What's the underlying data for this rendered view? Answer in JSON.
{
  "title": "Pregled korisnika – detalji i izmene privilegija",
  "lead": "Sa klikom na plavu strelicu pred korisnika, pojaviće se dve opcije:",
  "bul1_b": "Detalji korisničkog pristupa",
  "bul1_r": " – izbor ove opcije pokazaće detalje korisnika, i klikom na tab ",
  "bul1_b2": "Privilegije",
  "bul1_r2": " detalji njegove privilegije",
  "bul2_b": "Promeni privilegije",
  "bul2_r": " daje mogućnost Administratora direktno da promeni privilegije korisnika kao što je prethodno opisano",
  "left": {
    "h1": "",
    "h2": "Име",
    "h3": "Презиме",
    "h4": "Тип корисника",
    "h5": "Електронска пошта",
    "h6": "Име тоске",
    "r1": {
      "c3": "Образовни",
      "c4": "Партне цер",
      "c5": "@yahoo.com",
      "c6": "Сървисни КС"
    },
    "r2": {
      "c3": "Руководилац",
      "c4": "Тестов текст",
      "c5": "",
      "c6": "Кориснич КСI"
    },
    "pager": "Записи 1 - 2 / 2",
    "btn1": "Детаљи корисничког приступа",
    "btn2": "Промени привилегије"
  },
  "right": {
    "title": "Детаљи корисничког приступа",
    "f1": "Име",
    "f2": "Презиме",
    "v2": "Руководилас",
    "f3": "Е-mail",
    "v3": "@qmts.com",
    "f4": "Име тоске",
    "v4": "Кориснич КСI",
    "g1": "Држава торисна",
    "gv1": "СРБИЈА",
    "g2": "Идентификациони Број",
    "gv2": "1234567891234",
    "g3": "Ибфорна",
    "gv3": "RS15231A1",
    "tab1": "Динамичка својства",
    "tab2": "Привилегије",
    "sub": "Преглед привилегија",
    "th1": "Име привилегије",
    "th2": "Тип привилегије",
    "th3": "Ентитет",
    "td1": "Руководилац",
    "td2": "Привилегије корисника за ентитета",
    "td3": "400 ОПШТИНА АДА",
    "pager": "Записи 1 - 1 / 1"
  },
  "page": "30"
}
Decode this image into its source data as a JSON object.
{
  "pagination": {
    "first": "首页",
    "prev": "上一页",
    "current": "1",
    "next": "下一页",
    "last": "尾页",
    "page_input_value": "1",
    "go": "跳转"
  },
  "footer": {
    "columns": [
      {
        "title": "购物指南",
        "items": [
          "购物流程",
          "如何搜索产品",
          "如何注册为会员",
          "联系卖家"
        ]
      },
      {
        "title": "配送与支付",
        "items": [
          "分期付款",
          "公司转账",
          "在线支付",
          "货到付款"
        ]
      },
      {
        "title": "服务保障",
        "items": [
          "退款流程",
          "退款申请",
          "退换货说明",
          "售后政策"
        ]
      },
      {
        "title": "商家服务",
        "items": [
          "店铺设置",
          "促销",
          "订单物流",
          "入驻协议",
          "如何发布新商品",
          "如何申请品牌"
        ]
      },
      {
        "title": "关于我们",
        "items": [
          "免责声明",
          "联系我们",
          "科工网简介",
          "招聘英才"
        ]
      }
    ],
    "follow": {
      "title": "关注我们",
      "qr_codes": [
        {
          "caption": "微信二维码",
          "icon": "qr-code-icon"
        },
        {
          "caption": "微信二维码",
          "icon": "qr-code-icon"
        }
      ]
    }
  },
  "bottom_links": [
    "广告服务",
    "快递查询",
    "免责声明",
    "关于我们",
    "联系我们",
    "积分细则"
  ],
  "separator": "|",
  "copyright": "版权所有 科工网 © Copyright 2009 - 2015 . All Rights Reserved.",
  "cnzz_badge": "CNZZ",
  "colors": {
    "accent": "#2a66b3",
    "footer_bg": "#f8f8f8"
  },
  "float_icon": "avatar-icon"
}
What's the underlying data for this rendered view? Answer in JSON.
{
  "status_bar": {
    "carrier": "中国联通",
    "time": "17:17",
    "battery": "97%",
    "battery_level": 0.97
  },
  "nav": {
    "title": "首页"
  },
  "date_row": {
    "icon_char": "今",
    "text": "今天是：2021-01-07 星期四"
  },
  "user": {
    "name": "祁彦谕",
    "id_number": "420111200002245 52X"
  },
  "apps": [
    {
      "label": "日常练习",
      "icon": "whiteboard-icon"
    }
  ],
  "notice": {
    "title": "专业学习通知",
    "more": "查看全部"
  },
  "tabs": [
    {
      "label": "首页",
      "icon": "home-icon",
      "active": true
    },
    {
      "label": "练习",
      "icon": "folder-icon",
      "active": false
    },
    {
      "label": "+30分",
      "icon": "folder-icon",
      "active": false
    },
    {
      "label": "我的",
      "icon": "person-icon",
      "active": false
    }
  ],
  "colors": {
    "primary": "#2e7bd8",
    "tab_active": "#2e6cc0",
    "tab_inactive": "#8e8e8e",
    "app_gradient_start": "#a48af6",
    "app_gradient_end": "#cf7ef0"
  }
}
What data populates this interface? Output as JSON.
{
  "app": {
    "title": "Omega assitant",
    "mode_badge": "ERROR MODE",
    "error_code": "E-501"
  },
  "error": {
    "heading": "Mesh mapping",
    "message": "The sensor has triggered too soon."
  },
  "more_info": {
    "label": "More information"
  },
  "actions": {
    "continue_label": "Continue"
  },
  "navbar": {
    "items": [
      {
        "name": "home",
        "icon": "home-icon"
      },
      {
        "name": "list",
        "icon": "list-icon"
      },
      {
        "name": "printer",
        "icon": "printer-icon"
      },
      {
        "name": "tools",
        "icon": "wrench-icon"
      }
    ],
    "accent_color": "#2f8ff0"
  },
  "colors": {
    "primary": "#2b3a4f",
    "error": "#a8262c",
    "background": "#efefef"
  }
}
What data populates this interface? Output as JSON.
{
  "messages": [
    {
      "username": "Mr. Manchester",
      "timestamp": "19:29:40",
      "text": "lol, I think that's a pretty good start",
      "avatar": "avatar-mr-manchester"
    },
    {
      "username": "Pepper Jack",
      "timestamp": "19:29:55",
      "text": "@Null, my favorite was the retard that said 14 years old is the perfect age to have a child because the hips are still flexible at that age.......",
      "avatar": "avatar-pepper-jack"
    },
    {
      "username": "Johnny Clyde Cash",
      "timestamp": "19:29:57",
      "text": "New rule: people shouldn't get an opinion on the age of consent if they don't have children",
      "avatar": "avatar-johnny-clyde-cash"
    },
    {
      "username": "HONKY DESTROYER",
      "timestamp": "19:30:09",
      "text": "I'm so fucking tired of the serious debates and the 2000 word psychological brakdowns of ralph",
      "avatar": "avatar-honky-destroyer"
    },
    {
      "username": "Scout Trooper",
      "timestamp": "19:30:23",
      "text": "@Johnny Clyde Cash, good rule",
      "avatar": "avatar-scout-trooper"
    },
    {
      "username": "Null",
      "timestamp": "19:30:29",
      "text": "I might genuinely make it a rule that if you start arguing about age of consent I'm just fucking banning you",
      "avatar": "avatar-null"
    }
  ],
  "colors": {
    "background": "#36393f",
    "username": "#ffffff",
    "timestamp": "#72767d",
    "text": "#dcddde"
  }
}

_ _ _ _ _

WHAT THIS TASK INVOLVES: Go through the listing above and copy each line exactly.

YOUR RESPONSE:
What's the underlying data for this rendered view? Answer in JSON.
{
  "title": "Pregled korisnika – detalji i izmene privilegija",
  "lead": "Sa klikom na plavu strelicu pred korisnika, pojaviće se dve opcije:",
  "bul1_b": "Detalji korisničkog pristupa",
  "bul1_r": " – izbor ove opcije pokazaće detalje korisnika, i klikom na tab ",
  "bul1_b2": "Privilegije",
  "bul1_r2": " detalji njegove privilegije",
  "bul2_b": "Promeni privilegije",
  "bul2_r": " daje mogućnost Administratora direktno da promeni privilegije korisnika kao što je prethodno opisano",
  "left": {
    "h1": "",
    "h2": "Име",
    "h3": "Презиме",
    "h4": "Тип корисника",
    "h5": "Електронска пошта",
    "h6": "Име тоске",
    "r1": {
      "c3": "Образовни",
      "c4": "Партне цер",
      "c5": "@yahoo.com",
      "c6": "Сървисни КС"
    },
    "r2": {
      "c3": "Руководилац",
      "c4": "Тестов текст",
      "c5": "",
      "c6": "Кориснич КСI"
    },
    "pager": "Записи 1 - 2 / 2",
    "btn1": "Детаљи корисничког приступа",
    "btn2": "Промени привилегије"
  },
  "right": {
    "title": "Детаљи корисничког приступа",
    "f1": "Име",
    "f2": "Презиме",
    "v2": "Руководилас",
    "f3": "Е-mail",
    "v3": "@qmts.com",
    "f4": "Име тоске",
    "v4": "Кориснич КСI",
    "g1": "Држава торисна",
    "gv1": "СРБИЈА",
    "g2": "Идентификациони Број",
    "gv2": "1234567891234",
    "g3": "Ибфорна",
    "gv3": "RS15231A1",
    "tab1": "Динамичка својства",
    "tab2": "Привилегије",
    "sub": "Преглед привилегија",
    "th1": "Име привилегије",
    "th2": "Тип привилегије",
    "th3": "Ентитет",
    "td1": "Руководилац",
    "td2": "Привилегије корисника за ентитета",
    "td3": "400 ОПШТИНА АДА",
    "pager": "Записи 1 - 1 / 1"
  },
  "page": "30"
}
Decode this image into its source data as a JSON object.
{
  "pagination": {
    "first": "首页",
    "prev": "上一页",
    "current": "1",
    "next": "下一页",
    "last": "尾页",
    "page_input_value": "1",
    "go": "跳转"
  },
  "footer": {
    "columns": [
      {
        "title": "购物指南",
        "items": [
          "购物流程",
          "如何搜索产品",
          "如何注册为会员",
          "联系卖家"
        ]
      },
      {
        "title": "配送与支付",
        "items": [
          "分期付款",
          "公司转账",
          "在线支付",
          "货到付款"
        ]
      },
      {
        "title": "服务保障",
        "items": [
          "退款流程",
          "退款申请",
          "退换货说明",
          "售后政策"
        ]
      },
      {
        "title": "商家服务",
        "items": [
          "店铺设置",
          "促销",
          "订单物流",
          "入驻协议",
          "如何发布新商品",
          "如何申请品牌"
        ]
      },
      {
        "title": "关于我们",
        "items": [
          "免责声明",
          "联系我们",
          "科工网简介",
          "招聘英才"
        ]
      }
    ],
    "follow": {
      "title": "关注我们",
      "qr_codes": [
        {
          "caption": "微信二维码",
          "icon": "qr-code-icon"
        },
        {
          "caption": "微信二维码",
          "icon": "qr-code-icon"
        }
      ]
    }
  },
  "bottom_links": [
    "广告服务",
    "快递查询",
    "免责声明",
    "关于我们",
    "联系我们",
    "积分细则"
  ],
  "separator": "|",
  "copyright": "版权所有 科工网 © Copyright 2009 - 2015 . All Rights Reserved.",
  "cnzz_badge": "CNZZ",
  "colors": {
    "accent": "#2a66b3",
    "footer_bg": "#f8f8f8"
  },
  "float_icon": "avatar-icon"
}
What's the underlying data for this rendered view? Answer in JSON.
{
  "status_bar": {
    "carrier": "中国联通",
    "time": "17:17",
    "battery": "97%",
    "battery_level": 0.97
  },
  "nav": {
    "title": "首页"
  },
  "date_row": {
    "icon_char": "今",
    "text": "今天是：2021-01-07 星期四"
  },
  "user": {
    "name": "祁彦谕",
    "id_number": "420111200002245 52X"
  },
  "apps": [
    {
      "label": "日常练习",
      "icon": "whiteboard-icon"
    }
  ],
  "notice": {
    "title": "专业学习通知",
    "more": "查看全部"
  },
  "tabs": [
    {
      "label": "首页",
      "icon": "home-icon",
      "active": true
    },
    {
      "label": "练习",
      "icon": "folder-icon",
      "active": false
    },
    {
      "label": "+30分",
      "icon": "folder-icon",
      "active": false
    },
    {
      "label": "我的",
      "icon": "person-icon",
      "active": false
    }
  ],
  "colors": {
    "primary": "#2e7bd8",
    "tab_active": "#2e6cc0",
    "tab_inactive": "#8e8e8e",
    "app_gradient_start": "#a48af6",
    "app_gradient_end": "#cf7ef0"
  }
}
What data populates this interface? Output as JSON.
{
  "app": {
    "title": "Omega assitant",
    "mode_badge": "ERROR MODE",
    "error_code": "E-501"
  },
  "error": {
    "heading": "Mesh mapping",
    "message": "The sensor has triggered too soon."
  },
  "more_info": {
    "label": "More information"
  },
  "actions": {
    "continue_label": "Continue"
  },
  "navbar": {
    "items": [
      {
        "name": "home",
        "icon": "home-icon"
      },
      {
        "name": "list",
        "icon": "list-icon"
      },
      {
        "name": "printer",
        "icon": "printer-icon"
      },
      {
        "name": "tools",
        "icon": "wrench-icon"
      }
    ],
    "accent_color": "#2f8ff0"
  },
  "colors": {
    "primary": "#2b3a4f",
    "error": "#a8262c",
    "background": "#efefef"
  }
}
What data populates this interface? Output as JSON.
{
  "messages": [
    {
      "username": "Mr. Manchester",
      "timestamp": "19:29:40",
      "text": "lol, I think that's a pretty good start",
      "avatar": "avatar-mr-manchester"
    },
    {
      "username": "Pepper Jack",
      "timestamp": "19:29:55",
      "text": "@Null, my favorite was the retard that said 14 years old is the perfect age to have a child because the hips are still flexible at that age.......",
      "avatar": "avatar-pepper-jack"
    },
    {
      "username": "Johnny Clyde Cash",
      "timestamp": "19:29:57",
      "text": "New rule: people shouldn't get an opinion on the age of consent if they don't have children",
      "avatar": "avatar-johnny-clyde-cash"
    },
    {
      "username": "HONKY DESTROYER",
      "timestamp": "19:30:09",
      "text": "I'm so fucking tired of the serious debates and the 2000 word psychological brakdowns of ralph",
      "avatar": "avatar-honky-destroyer"
    },
    {
      "username": "Scout Trooper",
      "timestamp": "19:30:23",
      "text": "@Johnny Clyde Cash, good rule",
      "avatar": "avatar-scout-trooper"
    },
    {
      "username": "Null",
      "timestamp": "19:30:29",
      "text": "I might genuinely make it a rule that if you start arguing about age of consent I'm just fucking banning you",
      "avatar": "avatar-null"
    }
  ],
  "colors": {
    "background": "#36393f",
    "username": "#ffffff",
    "timestamp": "#72767d",
    "text": "#dcddde"
  }
}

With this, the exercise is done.